  • Electrical mismatches. Because of the vagaries of manufacturing, different panels have slightly different I-V curves. The inverter responds only to the average I-V curve. Consequently, it draws too little current for some panels and too much for others, reducing their power output by several percent.
  • Partial shading. If the shadow of a tree branch or another solar panel falls on the panel (as in the above photo) and diminishes the sunlight hitting it by, say, a percent, you might innocently think it would diminish the power output by a percent. Actually, even a small shadow can completely zero out the power. Because the cells are wired in series, knocking out one can knock out all, just as a single blown Christmas tree bulb can black out a whole string of bulbs. Even when uneven illumination doesn't choke off all the power, it worsens the electrical mismatches. In a typical setup, Sella said the power output declines as much as 25 percent.
  • Temperature fluctuations. As the temperature increases, electrons flow through the semiconductor material of a solar cell more readily and the built-in voltage decreases. For my BP panels, the peak voltage drops by about 0.1 volt per degree Celsius. The trouble is that the inverter can handle only a limited range of voltages -- my SMA America SB4000US unit works from 220 to 480 volts. During extreme temperature swings, the voltage will fall outside this range and the energy will be lost. Depending on your climate, up to 15 percent of your annual energy production goes to waste.
  • Inability to optimize. Because of the above problems, the overall array I-V curve might have multiple sweet spots, some sweeter than others. The inverter will lock onto one, even if a better choice lies elsewhere. And whenever the sun’s brightness changes because of cloud cover or the time of day, the inverter needs to find the new optimum. In fickle weather, it may not be able to keep pace. Between these two problems, you give up 10 percent or so of the panels’ potential output.
  • Incomplete use of available space. Even if I had room on my roof for a 25th panel, I couldn’t install it. It would mean that one string would have 13 panels and the other 12, yet the strings must be of equal length. I couldn't subdivide my array into five strings of five panels each, since the length of the strings is dictated by the voltage that the inverter can handle. Because of the need to keep the number of panels numerically balanced, Sella said the typical commercial solar installation can utilize only about three-quarters of its roof.
  • Damage or theft. If a panel breaks or gets stolen (it happens), the whole array can fail. What's worse, you can’t just replace the lost panel with the latest model; you have to use the exact same model as the original, or else you’ll create an electrical mismatch. Thus a photovoltaic system installed in 2009 is locked into 2009 technology for its 25-year lifetime.

To get around these problems, Sella said that SolarEdge has developed a small box that you can attach to each panel (see photo at top). This box optimizes the electrical performance of each panel individually. He said the company has tested its technology on 17 houses in the U.S., Europe, Israel, and Japan and found it wrung another 10 to 20 percent of power out of the arrays at no extra cost.

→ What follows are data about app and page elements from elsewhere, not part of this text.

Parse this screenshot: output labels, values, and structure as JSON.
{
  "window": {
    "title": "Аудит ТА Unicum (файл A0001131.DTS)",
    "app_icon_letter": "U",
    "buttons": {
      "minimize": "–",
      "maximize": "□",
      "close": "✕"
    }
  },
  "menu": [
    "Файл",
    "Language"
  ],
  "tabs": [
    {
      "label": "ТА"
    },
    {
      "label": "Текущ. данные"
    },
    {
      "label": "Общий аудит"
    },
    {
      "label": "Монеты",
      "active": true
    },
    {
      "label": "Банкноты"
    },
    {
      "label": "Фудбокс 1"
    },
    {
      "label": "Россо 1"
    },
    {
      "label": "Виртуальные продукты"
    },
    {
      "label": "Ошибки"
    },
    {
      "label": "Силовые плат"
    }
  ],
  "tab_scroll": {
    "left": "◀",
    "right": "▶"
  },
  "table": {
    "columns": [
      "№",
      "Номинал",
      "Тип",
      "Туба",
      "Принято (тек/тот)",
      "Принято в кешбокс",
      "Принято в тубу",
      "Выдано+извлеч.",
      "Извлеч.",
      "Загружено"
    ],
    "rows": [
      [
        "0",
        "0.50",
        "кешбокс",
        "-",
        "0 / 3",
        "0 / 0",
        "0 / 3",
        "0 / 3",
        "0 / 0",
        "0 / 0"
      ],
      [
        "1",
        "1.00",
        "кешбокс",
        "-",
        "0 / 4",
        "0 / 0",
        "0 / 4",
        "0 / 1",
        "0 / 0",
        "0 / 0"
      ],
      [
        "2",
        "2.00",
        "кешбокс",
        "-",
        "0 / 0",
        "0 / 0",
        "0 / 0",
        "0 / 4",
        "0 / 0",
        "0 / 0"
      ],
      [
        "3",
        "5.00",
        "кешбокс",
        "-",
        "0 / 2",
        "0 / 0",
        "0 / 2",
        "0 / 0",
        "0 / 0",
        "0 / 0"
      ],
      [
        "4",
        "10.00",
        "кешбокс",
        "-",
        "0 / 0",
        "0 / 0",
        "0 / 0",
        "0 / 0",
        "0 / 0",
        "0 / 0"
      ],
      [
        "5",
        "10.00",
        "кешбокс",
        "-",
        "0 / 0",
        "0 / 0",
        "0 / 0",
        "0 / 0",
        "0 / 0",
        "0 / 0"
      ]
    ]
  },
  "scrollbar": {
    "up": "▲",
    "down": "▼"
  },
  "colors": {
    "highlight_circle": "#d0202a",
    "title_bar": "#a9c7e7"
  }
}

In fact, by simplifying the wiring or allowing more flexible use of roof space, the SolarEdge box can cut the installation cost. Sella said it will come out in October.

Over the past 30 years, solar power has gone from 40 times as expensive as fossil fuels to just a few times. At the rate the technology continues to improve, it won’t be long before it’s competitive even without government subsidies.

SolarEdge’s PowerBox units on the backside of solar panels in Germany (first image). Partial shading of rows of solar panels in Spain (second image). Courtesy of SolarEdge.